But even in cases when there is consensus about imposing sanctions on a targeted country, there are still problems that reduce their success. Lots of countries have to suffer under their own share of domestic problems. To them monitoring their borderlines is a task much harder to achieve than for most of the wealthier countries of the world – especially the ones of the well organized European Union or large developed countries like he USA. Most African countries also lack the capacities to enforce strict monitoring of air space. This fact makes trade embargoes very porous and ineffective. Arms embargoes against UNITA in Angola couldn’t be applied as effective as it should have been because of those adversities.
In the past these problems were often accompanied by those that directly resulted from the sanctions. Like Brzoska says, this is a result of poor evaluation and often wrong assumptions concerning the goals of sanctions. The logic behind sanctions was to impose pressure on political leaders by hitting the country’s people. The people were supposed to change the leadership’s policy by increasing domestic pressure on the government. “Sanctions must alter the cost-benefit calculus […] and convince the targeted elites to change direction.” (Cortright/ Lopez 2001: p.20).

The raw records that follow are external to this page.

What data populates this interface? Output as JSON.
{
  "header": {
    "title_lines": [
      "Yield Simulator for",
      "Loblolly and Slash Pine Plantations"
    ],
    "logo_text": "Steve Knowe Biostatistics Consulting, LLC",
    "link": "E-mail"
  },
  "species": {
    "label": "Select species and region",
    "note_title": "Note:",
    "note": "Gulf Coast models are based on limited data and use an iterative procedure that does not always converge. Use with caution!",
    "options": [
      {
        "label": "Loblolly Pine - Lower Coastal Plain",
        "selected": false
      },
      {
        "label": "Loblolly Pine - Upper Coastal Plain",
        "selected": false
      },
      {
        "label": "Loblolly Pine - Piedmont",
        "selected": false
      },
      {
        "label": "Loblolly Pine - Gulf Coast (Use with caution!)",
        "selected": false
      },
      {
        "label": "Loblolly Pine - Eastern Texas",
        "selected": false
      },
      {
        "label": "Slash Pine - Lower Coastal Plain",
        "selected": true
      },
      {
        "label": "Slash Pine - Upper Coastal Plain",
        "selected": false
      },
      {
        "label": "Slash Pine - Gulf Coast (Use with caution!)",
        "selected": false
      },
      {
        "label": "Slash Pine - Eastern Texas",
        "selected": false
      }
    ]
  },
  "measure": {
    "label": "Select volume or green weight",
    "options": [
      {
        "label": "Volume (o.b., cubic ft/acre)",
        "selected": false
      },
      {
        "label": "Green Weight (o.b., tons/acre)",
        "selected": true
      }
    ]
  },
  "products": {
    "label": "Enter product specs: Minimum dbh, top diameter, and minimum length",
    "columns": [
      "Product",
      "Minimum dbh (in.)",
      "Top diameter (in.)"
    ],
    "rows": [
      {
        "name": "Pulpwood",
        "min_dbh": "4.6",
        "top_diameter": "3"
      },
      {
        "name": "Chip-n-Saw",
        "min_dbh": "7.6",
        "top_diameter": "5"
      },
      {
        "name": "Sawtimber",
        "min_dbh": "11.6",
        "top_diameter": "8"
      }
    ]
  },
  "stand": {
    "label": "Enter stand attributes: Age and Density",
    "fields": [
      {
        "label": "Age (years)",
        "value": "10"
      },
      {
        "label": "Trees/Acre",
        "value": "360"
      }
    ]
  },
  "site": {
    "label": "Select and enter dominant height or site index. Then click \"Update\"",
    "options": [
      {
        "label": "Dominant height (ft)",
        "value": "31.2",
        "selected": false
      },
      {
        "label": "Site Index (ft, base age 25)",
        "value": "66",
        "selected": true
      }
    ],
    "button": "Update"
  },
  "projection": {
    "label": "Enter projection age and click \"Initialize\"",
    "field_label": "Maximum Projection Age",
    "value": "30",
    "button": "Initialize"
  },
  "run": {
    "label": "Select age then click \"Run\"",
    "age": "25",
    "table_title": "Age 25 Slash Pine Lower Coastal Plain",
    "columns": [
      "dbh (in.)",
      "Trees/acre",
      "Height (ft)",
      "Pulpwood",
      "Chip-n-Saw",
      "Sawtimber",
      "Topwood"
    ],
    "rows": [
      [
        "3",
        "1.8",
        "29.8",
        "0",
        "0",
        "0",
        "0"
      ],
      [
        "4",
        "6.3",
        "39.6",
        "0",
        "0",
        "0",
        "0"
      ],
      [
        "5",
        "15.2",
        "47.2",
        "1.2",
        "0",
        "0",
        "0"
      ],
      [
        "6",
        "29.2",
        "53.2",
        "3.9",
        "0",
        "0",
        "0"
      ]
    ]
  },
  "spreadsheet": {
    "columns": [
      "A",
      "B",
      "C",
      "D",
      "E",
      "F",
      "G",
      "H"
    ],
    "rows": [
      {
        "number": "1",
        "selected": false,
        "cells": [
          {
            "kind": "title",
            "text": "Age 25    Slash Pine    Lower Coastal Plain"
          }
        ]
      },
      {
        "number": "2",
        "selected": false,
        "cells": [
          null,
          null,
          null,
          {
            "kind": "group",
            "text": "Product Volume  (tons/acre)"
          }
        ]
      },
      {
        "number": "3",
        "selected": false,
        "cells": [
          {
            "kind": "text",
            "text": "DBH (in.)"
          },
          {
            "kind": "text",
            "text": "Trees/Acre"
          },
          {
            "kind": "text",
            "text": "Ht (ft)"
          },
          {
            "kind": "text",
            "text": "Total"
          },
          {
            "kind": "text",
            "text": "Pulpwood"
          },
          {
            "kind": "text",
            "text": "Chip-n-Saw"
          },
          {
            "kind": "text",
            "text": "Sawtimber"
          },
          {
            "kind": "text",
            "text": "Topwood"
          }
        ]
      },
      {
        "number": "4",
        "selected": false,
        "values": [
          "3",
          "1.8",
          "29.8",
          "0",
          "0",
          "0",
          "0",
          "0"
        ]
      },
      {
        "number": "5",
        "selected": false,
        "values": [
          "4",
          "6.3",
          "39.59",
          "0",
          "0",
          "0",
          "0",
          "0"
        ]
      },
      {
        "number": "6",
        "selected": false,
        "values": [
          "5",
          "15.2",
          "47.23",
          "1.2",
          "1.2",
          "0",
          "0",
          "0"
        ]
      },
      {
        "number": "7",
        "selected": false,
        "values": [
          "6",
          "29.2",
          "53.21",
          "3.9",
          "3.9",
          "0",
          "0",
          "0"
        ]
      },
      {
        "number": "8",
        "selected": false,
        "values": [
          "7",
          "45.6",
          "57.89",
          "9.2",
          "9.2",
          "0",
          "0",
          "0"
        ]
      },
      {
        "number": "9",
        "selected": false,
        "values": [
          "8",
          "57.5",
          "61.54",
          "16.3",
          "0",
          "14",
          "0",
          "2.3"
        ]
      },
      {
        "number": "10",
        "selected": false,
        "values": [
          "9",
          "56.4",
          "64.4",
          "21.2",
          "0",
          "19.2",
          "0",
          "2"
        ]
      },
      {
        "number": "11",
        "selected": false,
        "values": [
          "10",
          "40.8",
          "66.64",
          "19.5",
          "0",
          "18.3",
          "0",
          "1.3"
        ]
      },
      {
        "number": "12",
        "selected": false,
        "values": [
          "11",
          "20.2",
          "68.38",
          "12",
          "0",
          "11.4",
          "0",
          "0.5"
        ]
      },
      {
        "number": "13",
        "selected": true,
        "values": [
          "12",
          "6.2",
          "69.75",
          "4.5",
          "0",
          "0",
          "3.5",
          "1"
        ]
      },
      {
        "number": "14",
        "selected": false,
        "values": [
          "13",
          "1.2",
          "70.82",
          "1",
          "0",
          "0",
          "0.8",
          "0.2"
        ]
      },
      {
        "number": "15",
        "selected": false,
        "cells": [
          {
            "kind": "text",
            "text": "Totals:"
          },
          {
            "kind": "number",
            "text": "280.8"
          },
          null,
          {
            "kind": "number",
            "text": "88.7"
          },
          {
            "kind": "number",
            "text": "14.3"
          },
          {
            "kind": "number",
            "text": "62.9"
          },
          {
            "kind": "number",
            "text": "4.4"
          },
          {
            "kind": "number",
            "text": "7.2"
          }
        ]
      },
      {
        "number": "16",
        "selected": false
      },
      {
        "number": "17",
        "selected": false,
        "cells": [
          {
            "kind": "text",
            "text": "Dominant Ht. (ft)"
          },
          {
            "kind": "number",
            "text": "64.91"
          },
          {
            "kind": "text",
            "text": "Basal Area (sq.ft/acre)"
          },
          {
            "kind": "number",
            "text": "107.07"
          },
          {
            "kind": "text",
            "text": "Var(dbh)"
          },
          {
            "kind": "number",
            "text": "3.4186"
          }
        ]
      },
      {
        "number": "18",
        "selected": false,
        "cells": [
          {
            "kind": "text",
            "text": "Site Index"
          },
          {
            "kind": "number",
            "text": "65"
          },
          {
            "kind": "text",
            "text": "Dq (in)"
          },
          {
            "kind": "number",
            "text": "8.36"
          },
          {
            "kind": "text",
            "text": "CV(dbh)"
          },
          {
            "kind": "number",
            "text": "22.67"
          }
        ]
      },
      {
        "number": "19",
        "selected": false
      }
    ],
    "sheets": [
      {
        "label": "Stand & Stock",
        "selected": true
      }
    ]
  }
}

 Of course the overthrow of any political leadership cannot be the aim of UN resolutions due to the Charter as the legal basis for them. According to Articles 1.2 and 2.1 of the UN Charter the “relations among nations [are] based on respect for the principle of equal rights and self-determination of peoples […and] on the principle of the sovereign equality of all its members. (UNO 1945: p.3).